In “Changing journalism, changing Reuters,” David Schlesinger discusses the loss of value and respect in the journalism field, stating that more than half of Americans do not trust mass media to do what has always been its primary goal – to report the truth. There was once a time where most news organizations stressed the accuracy of a news story over its immediacy. That was before the technological revolution of today. Now, while accuracy is still the most important attribute of a story, far more emphasis is placed on being the first to report a breaking news story. Competition in the journalism field is fierce.

The journalist’s job is far more complex than it has been in past years. He or she must be able to report the truth quickly and be able to use various technologies to provide audio and video content. It is not a world for the weak. Truth is, until the technological revolution slows down, which may not be for some time, it will be fairly difficult to cast journalists into a specific role because they are constantly adapting to change.

What do you think is the role of the journalist?

Ravens win Super Bowl XLVII

8 Feb
Ravens Quarterback Joe Flacco

Ravens Quarterback Joe Flacco holding the Lombardi Trophy.
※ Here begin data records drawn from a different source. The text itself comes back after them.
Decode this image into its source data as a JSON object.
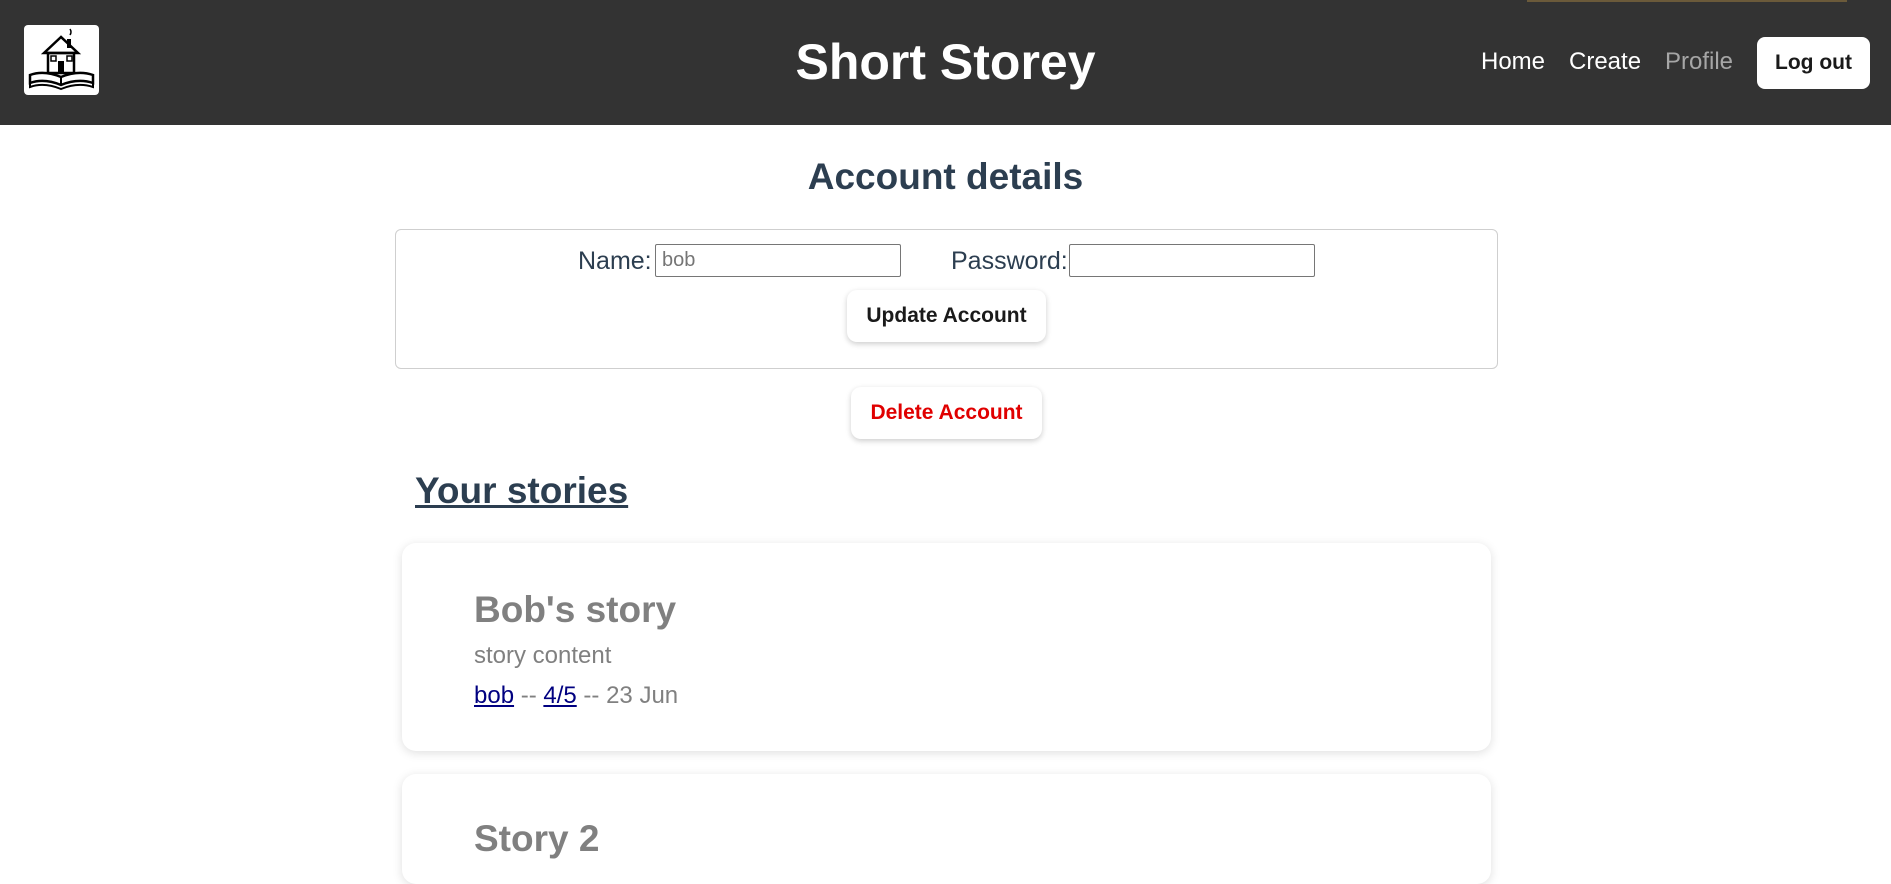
{
  "header": {
    "title": "Short Storey",
    "nav": {
      "home": "Home",
      "create": "Create",
      "profile": "Profile"
    },
    "logout_label": "Log out",
    "logo_icon": "house-on-book-icon"
  },
  "account": {
    "heading": "Account details",
    "name_label": "Name:",
    "name_placeholder": "bob",
    "name_value": "",
    "password_label": "Password:",
    "password_value": "",
    "update_label": "Update Account",
    "delete_label": "Delete Account"
  },
  "stories": {
    "heading": "Your stories",
    "items": [
      {
        "title": "Bob's story",
        "content": "story content",
        "author": "bob",
        "rating": "4/5",
        "date": "23 Jun",
        "separator": "--"
      },
      {
        "title": "Story 2"
      }
    ]
  },
  "colors": {
    "topbar": "#333333",
    "heading": "#2c3e50",
    "delete": "#e00000",
    "link": "#000080",
    "muted": "#808080"
  }
}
Flacco was named Super Bowl XLVII MVP, completing 22 of 33 passes for 287 yards and 3 touchdowns. Credit: Sportsunbiased.com

The Baltimore Ravens defeated the San Francisco 49ers in Super Bowl XLVII, 34-31. The Ravens dominated the first half. Jacoby Jones added a 108-yard kick return touchdown to begin the second half, a Super Bowl record. The Ravens led by 22 points. The largest deficit a team has ever overcome to win the Super Bowl is 10 points. The game was essentially a lock for the Ravens. Then the lights went out in the Superdome.

The 34-minute power outage slowed the Ravens’ momentum and gave the 49ers an opportunity to make a comeback. The 49ers overcame a 17-point deficit to win against Atlanta in the NFC Championship game two weeks before, so another second-half surge was not unthinkable. When play continued, the 49ers scored 17 unanswered points in less than 4 1/2 minutes. The Ravens appeared to be letting the game slip away, especially after a Ray Rice fumble that led to a field goal for the 49ers. In the end, the 49ers could not muster enough points to beat the Ravens.

News and Notes from the game:

  • Ravens quarterback Joe Flacco gave himself a great deal of praise at the beginning of the season, calling himself the best quarterback in the NFL. With a Super Bowl title, and playoff wins against Peyton Manning and Tom Brady this postseason, Flacco may indeed be relevant in the “Elite QB” conversation.
  • Ravens head coach John Harbaugh faced his younger brother, 49ers head coach Jim Harbaugh, on the game’s biggest stage.  This was the first time two siblings coached against each other in the Super Bowl.
  • The 49ers lost their first Super Bowl in six appearances. They have won five Super Bowl titles and trail only the Pittsburgh Steelers for most championships in the Super Bowl era with six.
  • To conclude his impressive 17-year career, Ravens linebacker Ray Lewis walked off the field for the last time as a Super Bowl champion. Lewis is arguably the best linebacker to ever play in the NFL. His 13 Pro Bowl appearances, Super Bowl MVP in 2000 and NFL All-Decade honors provide a strong argument for a spot in the Pro Football Hall of Fame.
  • During Media Day, 49ers wide receiver Randy Moss said he is the best receiver to ever play the game. Former 49ers wide receiver Jerry Rice, who is now an ESPN NFL analyst, holds all-time records with 1,549 receptions, 22,895 yards and 197 touchdowns, not to mention three Super Bowl rings. Moss claims he does not care about statistics but the impact a player makes on the field. Sorry, Randy. Rice wins this one.
  • After an unimpressive finish to the regular season, the Ravens entered the playoffs as the No. 4 seed in the AFC. With games against the Denver Broncos and New England Patriots in the AFC Divisional Round and AFC Championship, respectively, the Ravens were written off as Super Bowl contenders. A few weeks later, the Ravens are standing atop the football world with the franchise’s second Lombardi Trophy. Who would have thought?

Super Bowl XLVII had everything a football fan could want. Brothers faced off. Points were scored. Records were broken. Legends were made.

The offseason has begun. Who is your pick for Super Bowl XLVIII?